North Korea’s failed attempt to launch a mid-range ballistic missile Friday evening came just hours after Secretary of State Rex Tillerson convened a session of the United Nations Security council calling for member states to increase sanctions on Pyongyang.
The mid-range KN-17 ballistic missile was fired at around 5:30 a.m. Saturday local time from the northeast of Pyongyang, Bloomberg reports. This is the sixth test launch North Korea has conducted this year.
The missile broke up minutes after launch and flew as high as 44 miles in the air, the Wall Street Journal reports. The missile did not leave North Korean territory, according to a spokesman for Pacific Command. Officials believe that the missile is being tested to one day target ships.
President Trump was briefed shortly after the launch, according to a White House statement. The president took to twitter shortly after to express his disapproval.
Tensions in the region appear to be rising. On Thursday, in an interview with Fox News, Tillerson said that China has threatened Pyongyang with sanctions if they continue to conduct nuclear tests.
China’s foreign ministry has yet to confirm these remarks, although Beijing remains committed to employing sanctions imposed under U.N. Security Council resolutions.
Trump has also strained the relationship with U.S. ally, South Korea after claiming that he plans to fix the “horrible” bilateral trade deal between the two countries and that he would also make them pay $1 billion for the THAAD missile defense system.
Woo Taehee, South Korea’s vice trade minister, said the country was not notified of any trade renegotiation and that there had been “no pre-talks” with the U.S. regarding the five-year-old trade deal.
Kim Jong Un has performed dozens of launches and conducted three nuclear tests since coming to power in 2011. In January, he claimed that Pyongyang was almost ready to test-fire an intercontinental ballistic missile that would threaten the U.S., Bloomberg reports.

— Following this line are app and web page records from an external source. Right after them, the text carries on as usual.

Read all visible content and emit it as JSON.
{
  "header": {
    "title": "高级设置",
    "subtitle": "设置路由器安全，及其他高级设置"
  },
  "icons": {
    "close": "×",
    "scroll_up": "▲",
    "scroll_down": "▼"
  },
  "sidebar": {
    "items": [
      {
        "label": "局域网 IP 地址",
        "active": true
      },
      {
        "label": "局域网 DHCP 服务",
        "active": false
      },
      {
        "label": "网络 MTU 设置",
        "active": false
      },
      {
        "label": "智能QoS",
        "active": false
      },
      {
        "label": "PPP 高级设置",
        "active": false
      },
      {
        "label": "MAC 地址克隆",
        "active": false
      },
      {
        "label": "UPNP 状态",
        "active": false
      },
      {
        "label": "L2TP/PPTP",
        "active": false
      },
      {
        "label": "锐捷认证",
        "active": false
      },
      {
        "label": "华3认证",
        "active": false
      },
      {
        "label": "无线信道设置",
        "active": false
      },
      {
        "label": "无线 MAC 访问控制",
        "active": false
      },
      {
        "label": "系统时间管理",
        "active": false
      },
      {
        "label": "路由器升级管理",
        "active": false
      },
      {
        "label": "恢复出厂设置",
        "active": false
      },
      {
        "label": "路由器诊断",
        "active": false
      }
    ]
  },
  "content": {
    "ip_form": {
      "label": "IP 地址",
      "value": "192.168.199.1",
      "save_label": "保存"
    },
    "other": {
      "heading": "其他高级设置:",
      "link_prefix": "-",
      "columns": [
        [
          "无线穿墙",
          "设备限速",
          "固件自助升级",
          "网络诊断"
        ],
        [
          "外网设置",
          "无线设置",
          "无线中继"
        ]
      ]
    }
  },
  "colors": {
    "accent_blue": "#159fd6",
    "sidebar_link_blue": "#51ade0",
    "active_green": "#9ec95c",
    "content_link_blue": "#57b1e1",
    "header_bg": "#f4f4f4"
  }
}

Friday’s launch comes as several administration officials, including Vice President Mike Pence, urge that the era of "strategic patience" with North Korea is now over.